- _REQUIRED ACTION_:
Among the lines below, tally those holding the string "text" and give the total only.
--- PROVIDED DATA ---
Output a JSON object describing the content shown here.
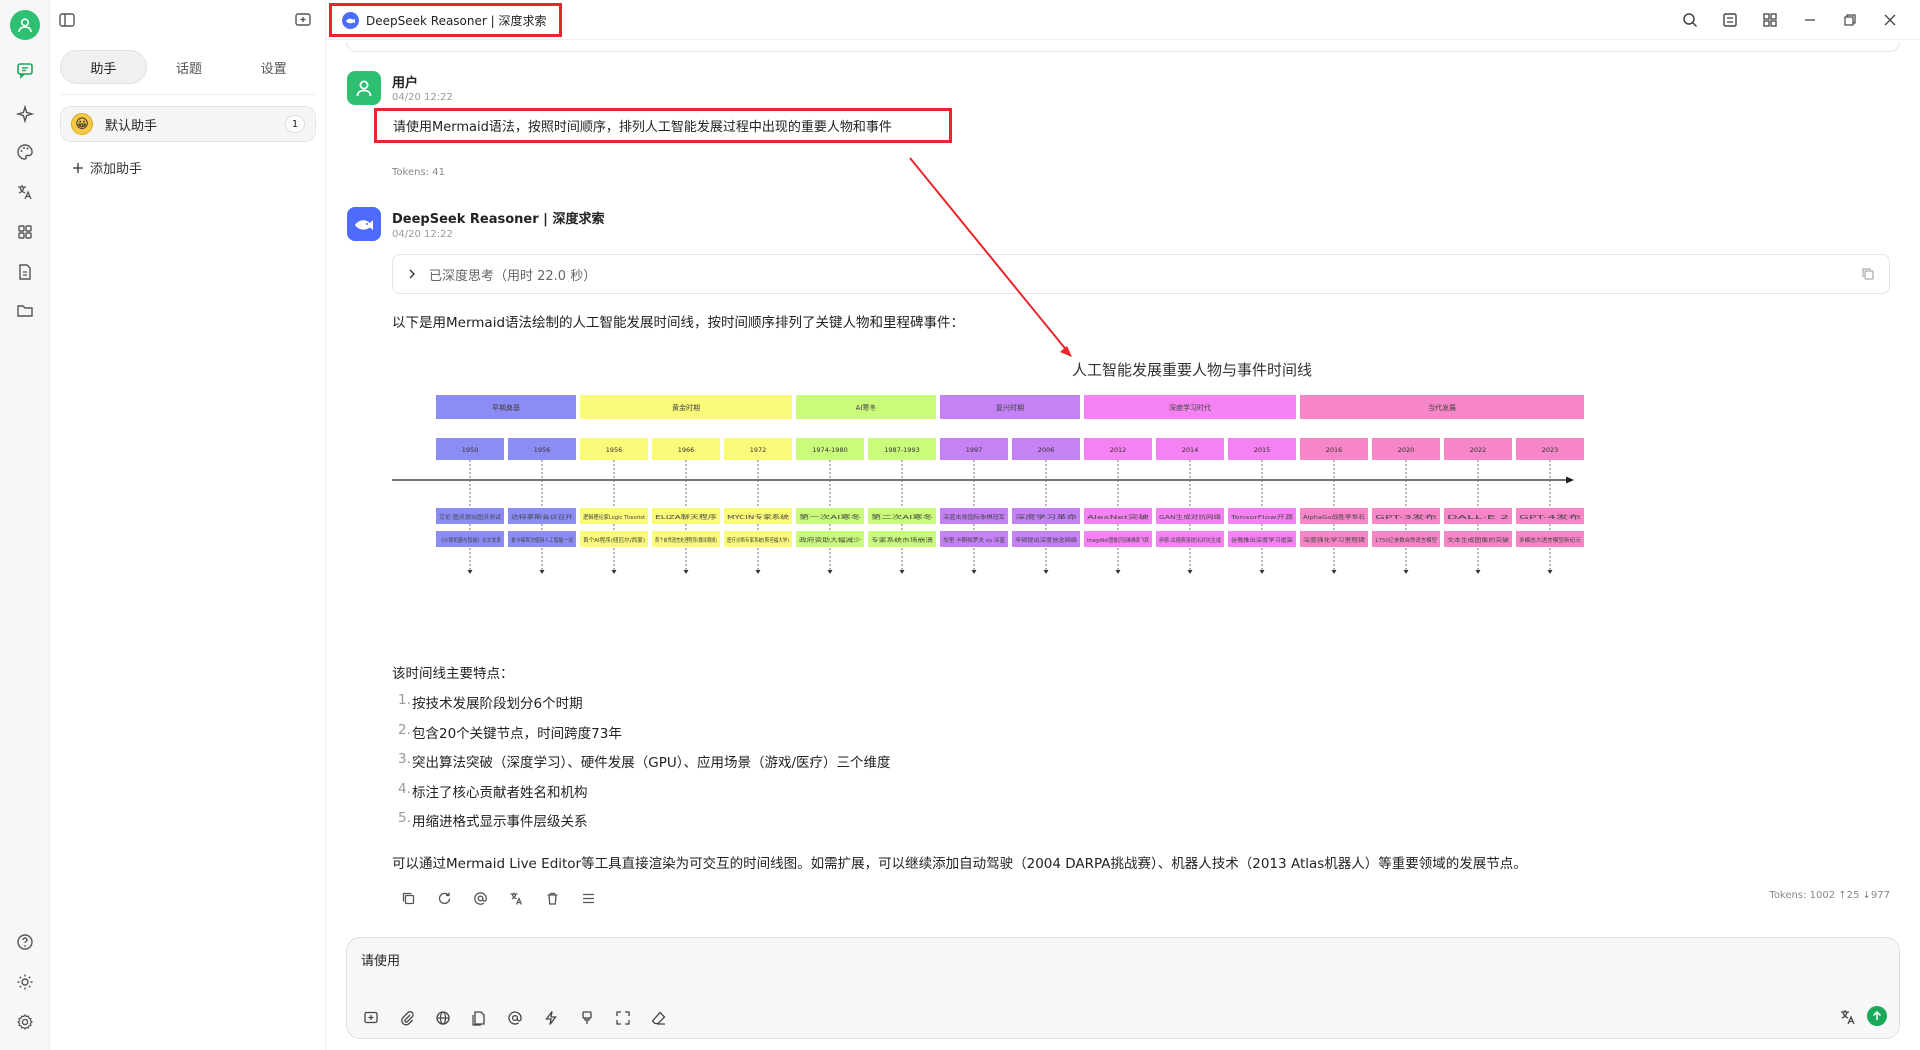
{
  "window": {
    "model_title": "DeepSeek Reasoner | 深度求索"
  },
  "panel": {
    "tabs": [
      {
        "label": "助手"
      },
      {
        "label": "话题"
      },
      {
        "label": "设置"
      }
    ],
    "assistant": {
      "emoji": "😀",
      "name": "默认助手",
      "count": "1"
    },
    "add_label": "添加助手"
  },
  "user_msg": {
    "name": "用户",
    "time": "04/20 12:22",
    "text": "请使用Mermaid语法，按照时间顺序，排列人工智能发展过程中出现的重要人物和事件",
    "tokens": "Tokens: 41"
  },
  "ai_msg": {
    "name": "DeepSeek Reasoner | 深度求索",
    "time": "04/20 12:22",
    "thinking": "已深度思考（用时 22.0 秒）",
    "intro": "以下是用Mermaid语法绘制的人工智能发展时间线，按时间顺序排列了关键人物和里程碑事件：",
    "features_title": "该时间线主要特点：",
    "features": [
      {
        "n": "1.",
        "text": "按技术发展阶段划分6个时期"
      },
      {
        "n": "2.",
        "text": "包含20个关键节点，时间跨度73年"
      },
      {
        "n": "3.",
        "text": "突出算法突破（深度学习）、硬件发展（GPU）、应用场景（游戏/医疗）三个维度"
      },
      {
        "n": "4.",
        "text": "标注了核心贡献者姓名和机构"
      },
      {
        "n": "5.",
        "text": "用缩进格式显示事件层级关系"
      }
    ],
    "closing": "可以通过Mermaid Live Editor等工具直接渲染为可交互的时间线图。如需扩展，可以继续添加自动驾驶（2004 DARPA挑战赛）、机器人技术（2013 Atlas机器人）等重要领域的发展节点。",
    "tokens": "Tokens: 1002 ↑25 ↓977"
  },
  "input": {
    "value": "请使用"
  },
  "diagram": {
    "title": "人工智能发展重要人物与事件时间线",
    "sections": [
      {
        "label": "早期奠基",
        "color": "#8c8cf5",
        "span": 2
      },
      {
        "label": "黄金时期",
        "color": "#fbfb7a",
        "span": 3
      },
      {
        "label": "AI寒冬",
        "color": "#cafb7a",
        "span": 2
      },
      {
        "label": "复兴时期",
        "color": "#c482f5",
        "span": 2
      },
      {
        "label": "深度学习时代",
        "color": "#f582f2",
        "span": 3
      },
      {
        "label": "当代发展",
        "color": "#f786c8",
        "span": 4
      }
    ],
    "columns": [
      {
        "year": "1950",
        "e1": "艾伦·图灵提出图灵测试",
        "e2": "《计算机器与智能》论文发表"
      },
      {
        "year": "1956",
        "e1": "达特茅斯会议召开",
        "e2": "麦卡锡首次使用人工智能一词"
      },
      {
        "year": "1956",
        "e1": "逻辑理论家Logic Theorist",
        "e2": "首个AI程序(纽厄尔/西蒙)"
      },
      {
        "year": "1966",
        "e1": "ELIZA聊天程序",
        "e2": "首个自然语言处理程序(魏泽鲍姆)"
      },
      {
        "year": "1972",
        "e1": "MYCIN专家系统",
        "e2": "医疗诊断专家系统(斯坦福大学)"
      },
      {
        "year": "1974-1980",
        "e1": "第一次AI寒冬",
        "e2": "政府资助大幅减少"
      },
      {
        "year": "1987-1993",
        "e1": "第二次AI寒冬",
        "e2": "专家系统市场崩溃"
      },
      {
        "year": "1997",
        "e1": "深蓝击败国际象棋冠军",
        "e2": "加里·卡斯帕罗夫 vs 深蓝"
      },
      {
        "year": "2006",
        "e1": "深度学习革命",
        "e2": "辛顿提出深度信念网络"
      },
      {
        "year": "2012",
        "e1": "AlexNet突破",
        "e2": "ImageNet图像识别准确率飞跃"
      },
      {
        "year": "2014",
        "e1": "GAN生成对抗网络",
        "e2": "伊恩·古德费洛提出对抗生成"
      },
      {
        "year": "2015",
        "e1": "TensorFlow开源",
        "e2": "谷歌推出深度学习框架"
      },
      {
        "year": "2016",
        "e1": "AlphaGo战胜李世石",
        "e2": "深度强化学习里程碑"
      },
      {
        "year": "2020",
        "e1": "GPT-3发布",
        "e2": "1750亿参数自然语言模型"
      },
      {
        "year": "2022",
        "e1": "DALL·E 2",
        "e2": "文本生成图像的突破"
      },
      {
        "year": "2023",
        "e1": "GPT-4发布",
        "e2": "多模态大语言模型新纪元"
      }
    ]
  }
}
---
- _TASK OUTPUT_:
6